Once upon a time, families of the neighborhood looked out for one another’s kids; sent a casserole down the street when their neighbor was down on their luck; called upon the mama with a new baby; and confidently sent their kids down the block for a cup of sugar from the neighbor. The days of Beverly Cleary characters are long gone. Lately parenting seems to be done more and more in isolation. Yet there is another shift occurring. Some quiet rumblings. A suggestion that the last couple of decades of parenting without the village may be lonely and counterproductive. There’s even been a few disgruntled mentionings of the term “self care” and a countermovement toward a new conceptualization— “community care.”
The Rise of Self Care
At what point did we start talking about and using the term “self care?” I don’t know, honestly, but in my own musings it likely evolved from the same culture where parents are often expected to be well-informed, self-sufficient, and able to juggle all of their responsibilities flawlessly. In addition, they should not be irritable, exhausted, lonely and/or prone to feelings of inadequacy. If they are experiencing any of these “symptoms” then the commonplace recommendation is more self care because they must not be doing it enough and, of course, they should be able to juggle that, too!

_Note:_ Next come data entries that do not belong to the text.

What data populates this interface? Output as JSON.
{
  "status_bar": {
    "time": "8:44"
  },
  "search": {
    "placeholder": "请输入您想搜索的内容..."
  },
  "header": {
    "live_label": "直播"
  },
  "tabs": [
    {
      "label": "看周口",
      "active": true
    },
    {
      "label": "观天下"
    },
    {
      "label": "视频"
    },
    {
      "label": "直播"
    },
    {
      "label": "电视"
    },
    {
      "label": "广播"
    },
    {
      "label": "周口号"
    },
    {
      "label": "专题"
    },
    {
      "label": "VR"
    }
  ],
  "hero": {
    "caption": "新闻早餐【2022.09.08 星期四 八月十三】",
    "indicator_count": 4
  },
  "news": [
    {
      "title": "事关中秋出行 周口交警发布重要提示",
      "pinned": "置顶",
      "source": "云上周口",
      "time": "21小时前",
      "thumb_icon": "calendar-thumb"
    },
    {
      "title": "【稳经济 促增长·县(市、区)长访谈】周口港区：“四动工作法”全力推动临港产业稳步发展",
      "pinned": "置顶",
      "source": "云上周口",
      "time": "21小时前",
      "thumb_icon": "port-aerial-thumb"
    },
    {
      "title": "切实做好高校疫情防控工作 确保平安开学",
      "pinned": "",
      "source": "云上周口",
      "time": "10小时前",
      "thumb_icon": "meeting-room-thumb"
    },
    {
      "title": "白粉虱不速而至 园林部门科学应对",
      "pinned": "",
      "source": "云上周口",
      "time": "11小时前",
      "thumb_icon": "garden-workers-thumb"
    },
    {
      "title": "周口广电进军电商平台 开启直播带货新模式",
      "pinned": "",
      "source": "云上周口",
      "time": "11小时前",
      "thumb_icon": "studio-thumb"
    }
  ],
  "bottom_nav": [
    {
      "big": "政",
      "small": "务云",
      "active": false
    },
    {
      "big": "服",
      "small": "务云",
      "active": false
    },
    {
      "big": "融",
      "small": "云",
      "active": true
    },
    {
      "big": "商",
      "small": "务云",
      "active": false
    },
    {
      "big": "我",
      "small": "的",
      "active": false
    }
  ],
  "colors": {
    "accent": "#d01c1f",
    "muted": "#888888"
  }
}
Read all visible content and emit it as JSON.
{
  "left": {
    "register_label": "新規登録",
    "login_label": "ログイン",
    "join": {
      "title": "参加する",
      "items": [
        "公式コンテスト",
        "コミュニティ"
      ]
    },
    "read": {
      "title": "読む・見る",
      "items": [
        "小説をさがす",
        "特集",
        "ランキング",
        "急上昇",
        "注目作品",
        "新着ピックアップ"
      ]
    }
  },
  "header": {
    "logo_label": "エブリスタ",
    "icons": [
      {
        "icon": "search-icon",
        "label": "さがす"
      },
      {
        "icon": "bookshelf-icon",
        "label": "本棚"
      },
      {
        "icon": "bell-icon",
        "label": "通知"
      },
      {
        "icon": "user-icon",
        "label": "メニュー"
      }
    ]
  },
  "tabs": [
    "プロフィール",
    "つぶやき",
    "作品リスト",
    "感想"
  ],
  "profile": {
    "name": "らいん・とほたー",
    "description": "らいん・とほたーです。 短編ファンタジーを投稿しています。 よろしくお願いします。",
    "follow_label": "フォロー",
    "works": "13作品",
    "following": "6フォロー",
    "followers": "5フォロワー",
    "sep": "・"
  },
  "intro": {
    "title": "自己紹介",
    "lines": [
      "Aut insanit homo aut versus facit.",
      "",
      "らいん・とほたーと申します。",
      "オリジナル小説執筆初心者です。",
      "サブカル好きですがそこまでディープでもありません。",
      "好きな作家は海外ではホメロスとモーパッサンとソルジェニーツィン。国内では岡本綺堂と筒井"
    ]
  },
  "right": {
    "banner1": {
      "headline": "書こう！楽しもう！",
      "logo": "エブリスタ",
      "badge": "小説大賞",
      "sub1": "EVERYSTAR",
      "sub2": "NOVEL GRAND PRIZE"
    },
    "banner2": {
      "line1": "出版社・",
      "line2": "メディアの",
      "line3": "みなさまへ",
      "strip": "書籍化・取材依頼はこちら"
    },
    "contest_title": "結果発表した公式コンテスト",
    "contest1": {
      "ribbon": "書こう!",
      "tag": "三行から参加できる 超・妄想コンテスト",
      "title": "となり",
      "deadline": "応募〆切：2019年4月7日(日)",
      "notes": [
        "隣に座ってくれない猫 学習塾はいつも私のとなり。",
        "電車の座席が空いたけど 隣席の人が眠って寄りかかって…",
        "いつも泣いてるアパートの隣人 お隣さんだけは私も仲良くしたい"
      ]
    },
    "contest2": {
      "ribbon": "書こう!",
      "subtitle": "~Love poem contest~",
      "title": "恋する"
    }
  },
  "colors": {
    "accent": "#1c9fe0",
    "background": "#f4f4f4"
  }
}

Parenting is hard, Dear Ones. I don’t know anyone who will argue with that! Exhaustion may even be a normal response to such an important job. Yet, I’m of the mindset that it could be a little easier. If only we still truly had the village mentality (and not the mentality where we just say “it takes a village” but then do little to actually embody this). And if we could also just be honest with each other about just how often we’re actually struggling to juggle all of it.
When someone is struggling and admitting to the exhaustion, I know I’ve certainly been guilty of asking things like, “when’s the last time you did something for yourself?” as if to suggest that feeling this way demands a remedy and that the solution is in their hands alone. Is encouraging self care wrong? No. In fact, doing right by oneself is VERY important. But it’s also not totally adequate.
The Fall of Self Care
Some say the emphasis on self care remains neglectful of that aforementioned self. By focusing solely on self care as the remedy, we fail to put some responsibility on the villagers as essential to supporting the mama, the papa, the caregiver, etc. Some say that stressing self care is shaming. Blaming even. Because it can sometimes seem to suggest that if you’re exhausted, irritable, feeling inadequate and can’t live up to your standards…. it’s both your fault and you should fix it. That you should have been able to do something to negate all of those feelings. Something for yourself. Some self care.
Yet, where are the villagers?
Where is the community to also care for the caregiver?
By falling back on recommending self care to others does that give us an excuse not to step up and be the villager?
At Intuition Wellness Center we specialize in integrated services and wellness programs for children, young adults and families and supporting other like-minded professionals in doing good work. We offer parent education seminars, wellness classes and other supportive services. If you think you would like some extra support, call us. Call 520-333-3320 for a free phone consultation.